by Anthony Pietropinto, by Jacqueline Simenauer
Times Books, 408 pp., $12.50
The Extra-Sex Factor: Why Over Half of America’s Married Men Play Around
by Lewis Yablonsky
Times Books, 239 pp., $9.95
Current Population Reports: Series P-20 Bureau of the Census United States
No.297: Number, Timing and Duration of Marriages and Divorces in the
USGPO, 34 pp., $.95
Current Population Reports: Series P-20 Bureau of the Census Characteristics
No.312: Marriage, Divorce, Widowhood and Remarriage by Family
USGPO, 39 pp., $1.05
Current Population Reports: Series P-20 Bureau of the Census
No.323: Marital Status and Living Arrangements
USGPO, 60 pp., $2.30
Marriage is one way to house and rear a population. It also works as an effective constraint: turning people into husbands and wives makes them more dependable, largely by limiting their choices. For these reasons alone, marriages are supposed to endure.
And in the past, they generally did. Two people could grow accustomed to each other, if only by building routines. Romance, conversation, and mutually satisfying sex were seldom expected or experienced. At the same time, many couples counted themselves happy. Still, it was a subdued affection compared with what we ask for now. We also know that many marriages were miserable. There was a high incidence of brutality, and desertions were far from uncommon. (The West was won by men who had run out on their wives.) Yet for all that, marriage was not considered a “problem.” Most couples stayed together. And that was all society asked.
What has changed, as everyone knows, is that marriages no longer last. This is one current development hardly anyone is ready to applaud. We may agree that some people are better off parting. And there are cases where divorce will widen a person’s horizons. Still, these are second-best solutions. Most of us would prefer that marriages succeed. Yet we realize the odds against this happening.
Because my focus here will be on marriage, much about family life will have to be bypassed. Nor will I go into “living together,” if only because such arrangements tend to be tentative, a fact both parties realize. Becoming married is still a ceremony involving a lifelong promise. As we know, many living-together couples eventually end up marrying. They usually expect to have children and seem to need that pledge of permanency. Finally, I will omit supra-marital arrangements. We are told that increasing numbers of Americans have liberated life-styles, ranging from ménages à trois and spouse-swapping to omnisexual orgies. At this point no one really knows whether most experiences of this sort can persist with any depth or duration.
Husbands and Wives is an extremely useful book, despite its very frustrating format. It is less than it purports to be, but much of its material is very impressive. Anthony Pietropinto, a Brooklyn psychiatrist, and Jacqueline Simenauer, a syndicated columnist, persuaded 3,880 married people to fill in a form with 50 questions coded for 384 possible answers.

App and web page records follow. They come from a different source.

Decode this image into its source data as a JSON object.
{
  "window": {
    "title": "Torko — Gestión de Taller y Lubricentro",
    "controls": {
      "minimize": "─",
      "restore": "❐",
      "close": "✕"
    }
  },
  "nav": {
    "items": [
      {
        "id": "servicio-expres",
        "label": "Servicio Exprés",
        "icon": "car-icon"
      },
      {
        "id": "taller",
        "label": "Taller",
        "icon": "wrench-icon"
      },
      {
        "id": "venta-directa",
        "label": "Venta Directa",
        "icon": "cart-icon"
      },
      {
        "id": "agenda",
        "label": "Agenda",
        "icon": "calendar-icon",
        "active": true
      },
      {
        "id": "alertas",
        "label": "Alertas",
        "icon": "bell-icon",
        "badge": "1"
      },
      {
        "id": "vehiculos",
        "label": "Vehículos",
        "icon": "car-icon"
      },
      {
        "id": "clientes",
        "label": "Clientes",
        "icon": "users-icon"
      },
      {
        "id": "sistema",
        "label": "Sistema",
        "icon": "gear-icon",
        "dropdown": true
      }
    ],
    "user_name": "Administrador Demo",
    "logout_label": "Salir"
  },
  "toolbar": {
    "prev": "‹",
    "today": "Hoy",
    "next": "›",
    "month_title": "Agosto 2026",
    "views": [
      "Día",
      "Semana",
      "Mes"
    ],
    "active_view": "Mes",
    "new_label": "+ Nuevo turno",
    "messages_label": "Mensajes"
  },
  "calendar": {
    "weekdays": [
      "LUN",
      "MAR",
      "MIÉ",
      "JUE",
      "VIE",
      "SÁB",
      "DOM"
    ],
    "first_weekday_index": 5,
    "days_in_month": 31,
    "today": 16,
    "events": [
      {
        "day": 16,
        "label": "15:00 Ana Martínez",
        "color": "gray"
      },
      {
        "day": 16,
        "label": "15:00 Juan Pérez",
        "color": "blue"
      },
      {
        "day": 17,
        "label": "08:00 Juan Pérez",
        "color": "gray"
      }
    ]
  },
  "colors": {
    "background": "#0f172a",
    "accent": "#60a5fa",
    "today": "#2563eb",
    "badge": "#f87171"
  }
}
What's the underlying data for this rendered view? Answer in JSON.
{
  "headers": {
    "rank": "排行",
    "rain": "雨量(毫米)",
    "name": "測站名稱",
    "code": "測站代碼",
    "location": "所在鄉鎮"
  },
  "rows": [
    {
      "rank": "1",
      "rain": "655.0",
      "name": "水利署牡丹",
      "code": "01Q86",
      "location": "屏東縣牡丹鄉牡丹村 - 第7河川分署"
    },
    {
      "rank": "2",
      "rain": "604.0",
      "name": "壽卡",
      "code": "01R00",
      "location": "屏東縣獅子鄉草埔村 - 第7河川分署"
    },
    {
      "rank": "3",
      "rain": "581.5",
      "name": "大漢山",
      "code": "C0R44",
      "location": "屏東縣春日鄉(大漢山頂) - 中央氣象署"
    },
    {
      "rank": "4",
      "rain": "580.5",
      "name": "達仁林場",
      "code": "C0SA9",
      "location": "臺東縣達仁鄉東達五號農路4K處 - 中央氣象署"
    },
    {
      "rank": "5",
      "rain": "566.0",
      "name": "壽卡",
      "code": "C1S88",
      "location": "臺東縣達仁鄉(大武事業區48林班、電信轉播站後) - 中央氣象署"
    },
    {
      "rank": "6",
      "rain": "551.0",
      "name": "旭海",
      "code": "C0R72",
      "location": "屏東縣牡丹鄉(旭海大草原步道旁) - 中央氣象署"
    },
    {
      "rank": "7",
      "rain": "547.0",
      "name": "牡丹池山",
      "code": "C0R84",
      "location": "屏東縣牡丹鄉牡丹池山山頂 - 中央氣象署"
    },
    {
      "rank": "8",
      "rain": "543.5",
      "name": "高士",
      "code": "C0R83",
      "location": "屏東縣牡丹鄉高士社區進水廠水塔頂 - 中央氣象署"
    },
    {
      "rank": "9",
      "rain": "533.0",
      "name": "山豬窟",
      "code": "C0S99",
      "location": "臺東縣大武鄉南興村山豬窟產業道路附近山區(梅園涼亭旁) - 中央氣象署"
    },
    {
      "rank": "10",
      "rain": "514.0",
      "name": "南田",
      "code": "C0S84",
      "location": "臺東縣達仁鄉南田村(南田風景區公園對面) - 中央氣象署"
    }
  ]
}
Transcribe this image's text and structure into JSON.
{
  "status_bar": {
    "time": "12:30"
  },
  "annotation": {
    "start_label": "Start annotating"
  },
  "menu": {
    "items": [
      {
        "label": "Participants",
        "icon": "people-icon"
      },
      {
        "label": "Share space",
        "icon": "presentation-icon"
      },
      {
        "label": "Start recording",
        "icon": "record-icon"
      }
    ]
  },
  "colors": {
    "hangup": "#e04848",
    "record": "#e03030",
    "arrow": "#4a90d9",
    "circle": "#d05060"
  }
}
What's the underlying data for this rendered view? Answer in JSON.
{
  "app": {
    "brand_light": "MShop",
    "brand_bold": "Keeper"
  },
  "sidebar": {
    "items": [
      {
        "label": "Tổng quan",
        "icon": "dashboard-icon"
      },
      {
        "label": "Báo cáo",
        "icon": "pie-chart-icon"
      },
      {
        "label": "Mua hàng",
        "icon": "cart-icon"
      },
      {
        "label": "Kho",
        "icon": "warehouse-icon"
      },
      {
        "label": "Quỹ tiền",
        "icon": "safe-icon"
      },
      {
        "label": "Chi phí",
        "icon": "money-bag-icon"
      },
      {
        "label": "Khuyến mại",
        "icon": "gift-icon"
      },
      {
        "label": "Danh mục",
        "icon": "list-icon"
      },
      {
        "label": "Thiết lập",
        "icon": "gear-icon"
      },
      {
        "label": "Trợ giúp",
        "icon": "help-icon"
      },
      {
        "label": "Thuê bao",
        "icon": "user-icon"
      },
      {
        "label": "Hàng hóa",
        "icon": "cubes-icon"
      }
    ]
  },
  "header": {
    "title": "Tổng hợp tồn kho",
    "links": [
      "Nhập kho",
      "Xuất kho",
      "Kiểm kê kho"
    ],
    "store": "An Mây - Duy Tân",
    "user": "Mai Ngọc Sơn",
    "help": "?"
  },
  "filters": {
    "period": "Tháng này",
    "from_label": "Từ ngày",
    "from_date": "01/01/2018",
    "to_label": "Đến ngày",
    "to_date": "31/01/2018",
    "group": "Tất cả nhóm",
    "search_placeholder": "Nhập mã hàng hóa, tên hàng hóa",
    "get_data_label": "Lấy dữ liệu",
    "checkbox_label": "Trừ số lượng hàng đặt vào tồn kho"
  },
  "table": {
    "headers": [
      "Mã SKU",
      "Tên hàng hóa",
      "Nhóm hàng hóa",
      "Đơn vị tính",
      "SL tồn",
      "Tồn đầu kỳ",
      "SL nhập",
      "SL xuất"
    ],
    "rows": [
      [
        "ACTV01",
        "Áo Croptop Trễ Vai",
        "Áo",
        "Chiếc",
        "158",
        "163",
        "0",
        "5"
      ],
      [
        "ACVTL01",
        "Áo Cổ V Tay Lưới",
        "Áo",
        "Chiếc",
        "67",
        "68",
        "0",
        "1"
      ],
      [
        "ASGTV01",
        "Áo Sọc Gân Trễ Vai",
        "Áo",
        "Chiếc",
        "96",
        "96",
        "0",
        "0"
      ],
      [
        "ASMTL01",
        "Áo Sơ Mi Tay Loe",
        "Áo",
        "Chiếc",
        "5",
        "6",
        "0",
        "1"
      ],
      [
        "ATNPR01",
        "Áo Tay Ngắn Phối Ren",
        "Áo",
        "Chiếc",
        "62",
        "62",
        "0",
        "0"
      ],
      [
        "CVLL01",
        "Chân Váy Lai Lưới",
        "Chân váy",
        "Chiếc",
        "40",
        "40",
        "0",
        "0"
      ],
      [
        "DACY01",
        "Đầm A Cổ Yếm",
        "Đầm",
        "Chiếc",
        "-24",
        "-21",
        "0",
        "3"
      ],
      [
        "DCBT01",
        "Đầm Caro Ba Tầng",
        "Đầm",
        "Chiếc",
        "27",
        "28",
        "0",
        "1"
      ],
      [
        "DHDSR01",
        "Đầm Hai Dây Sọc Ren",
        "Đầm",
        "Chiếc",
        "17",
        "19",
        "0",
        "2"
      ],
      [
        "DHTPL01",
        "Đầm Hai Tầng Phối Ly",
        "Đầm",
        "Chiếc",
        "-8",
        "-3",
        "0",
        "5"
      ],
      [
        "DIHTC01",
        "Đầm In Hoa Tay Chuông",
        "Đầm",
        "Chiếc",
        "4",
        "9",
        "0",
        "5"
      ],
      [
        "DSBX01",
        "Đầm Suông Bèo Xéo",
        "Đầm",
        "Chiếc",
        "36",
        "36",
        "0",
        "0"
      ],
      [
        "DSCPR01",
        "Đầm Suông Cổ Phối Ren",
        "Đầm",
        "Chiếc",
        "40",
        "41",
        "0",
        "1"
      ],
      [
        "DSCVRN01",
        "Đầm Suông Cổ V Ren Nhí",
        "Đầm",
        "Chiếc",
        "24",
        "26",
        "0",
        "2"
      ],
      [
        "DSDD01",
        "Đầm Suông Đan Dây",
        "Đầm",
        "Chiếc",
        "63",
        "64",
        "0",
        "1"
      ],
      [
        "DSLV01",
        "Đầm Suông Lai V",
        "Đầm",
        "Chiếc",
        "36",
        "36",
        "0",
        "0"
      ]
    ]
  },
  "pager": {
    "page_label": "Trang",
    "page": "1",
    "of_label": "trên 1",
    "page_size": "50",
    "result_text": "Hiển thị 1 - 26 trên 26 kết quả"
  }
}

Thus respondents were given 14 adjectives to describe their spouses (dominant, anxious, methodical), ten choices to indicate the frequency with which they had oral sex (more than once a day, less than once a month), and nine choices for their “worst crisis.” In addition, they were invited to expand their answers in writing. This they did with a will. So much so that throughout most of the book the authors stand aside and let their respondents do the talking. What they say is thoughtful and frequently touching. If nothing else, it shows people engaging in some serious thinking about their own and other people’s marriages. This is …